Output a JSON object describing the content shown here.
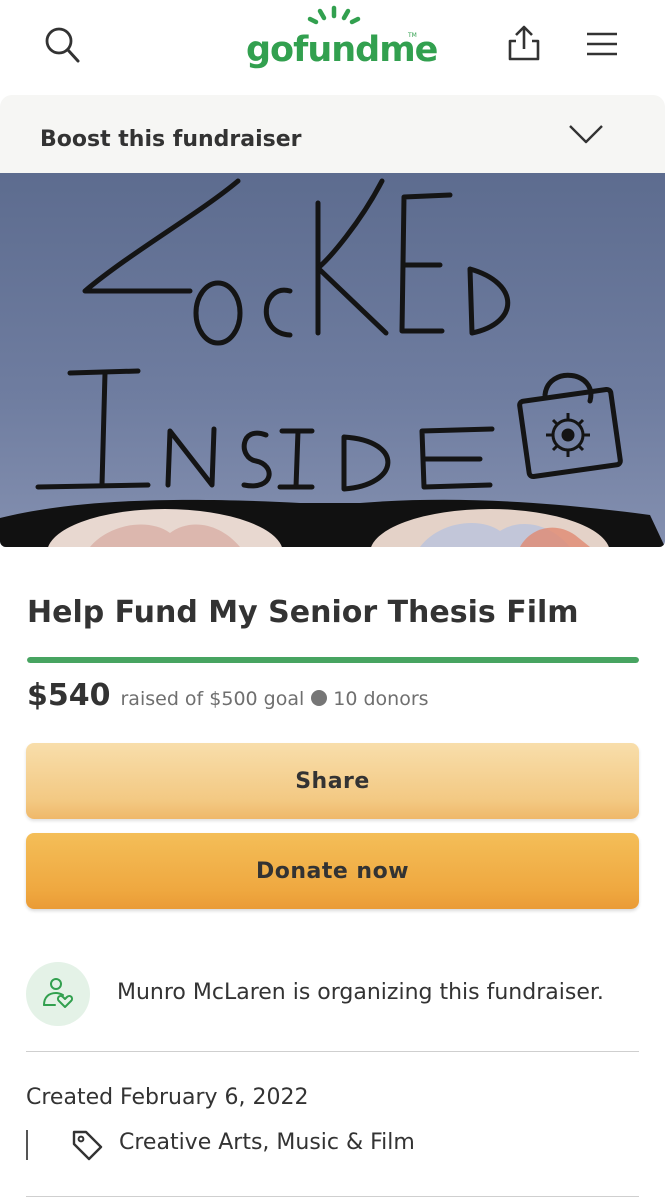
{
  "header": {
    "logo_text": "gofundme",
    "logo_tm": "TM",
    "icons": {
      "search": "search-icon",
      "share": "upload-share-icon",
      "menu": "hamburger-menu-icon"
    }
  },
  "boost": {
    "label": "Boost this fundraiser",
    "icon": "chevron-down-icon"
  },
  "hero": {
    "image_title_line1": "LocKED",
    "image_title_line2": "INSIDE",
    "image_icon": "padlock-virus-icon"
  },
  "campaign": {
    "title": "Help Fund My Senior Thesis Film",
    "amount_raised": "$540",
    "goal_text": "raised of $500 goal",
    "donors_text": "10 donors",
    "progress_fraction": 1.0,
    "progress_color": "#47a461"
  },
  "buttons": {
    "share_label": "Share",
    "donate_label": "Donate now"
  },
  "organizer": {
    "text": "Munro McLaren is organizing this fundraiser.",
    "icon": "person-heart-icon"
  },
  "details": {
    "created": "Created February 6, 2022",
    "category": "Creative Arts, Music & Film",
    "category_icon": "tag-icon"
  },
  "colors": {
    "brand_green": "#32a04f",
    "share_button": "#f3c983",
    "donate_button": "#efa840"
  }
}
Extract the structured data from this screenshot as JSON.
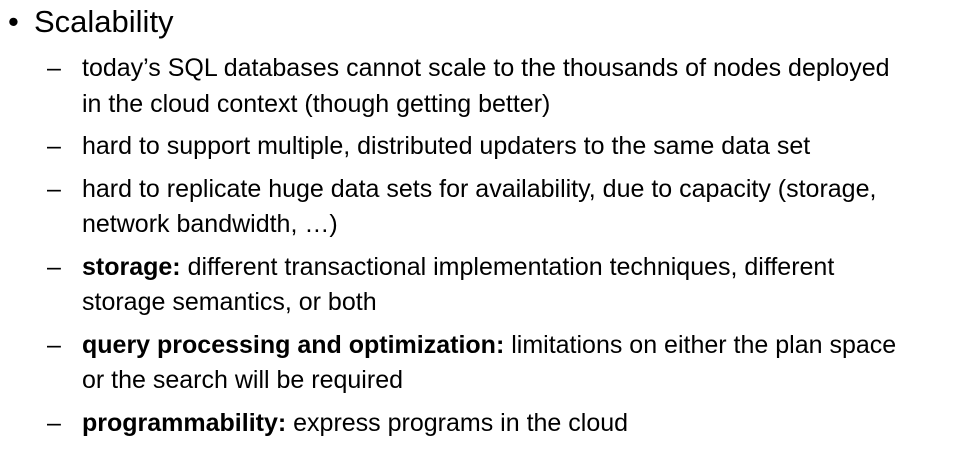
{
  "heading": {
    "bullet": "•",
    "title": "Scalability"
  },
  "items": [
    {
      "dash": "–",
      "bold": "",
      "line1": "today’s SQL databases cannot scale to the thousands of nodes deployed",
      "line2": "in the cloud context (though getting better)"
    },
    {
      "dash": "–",
      "bold": "",
      "line1": "hard to support multiple, distributed updaters to the same data set",
      "line2": ""
    },
    {
      "dash": "–",
      "bold": "",
      "line1": "hard to replicate huge data sets for availability, due to capacity (storage,",
      "line2": "network bandwidth, …)"
    },
    {
      "dash": "–",
      "bold": "storage:",
      "line1": " different transactional implementation techniques, different",
      "line2": "storage semantics, or both"
    },
    {
      "dash": "–",
      "bold": "query processing and optimization:",
      "line1": " limitations on either the plan space",
      "line2": "or the search will be required"
    },
    {
      "dash": "–",
      "bold": "programmability:",
      "line1": " express programs in the cloud",
      "line2": ""
    }
  ]
}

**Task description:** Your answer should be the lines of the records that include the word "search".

**Expected answer:**
      "search": "search-icon",
      "line2": "or the search will be required"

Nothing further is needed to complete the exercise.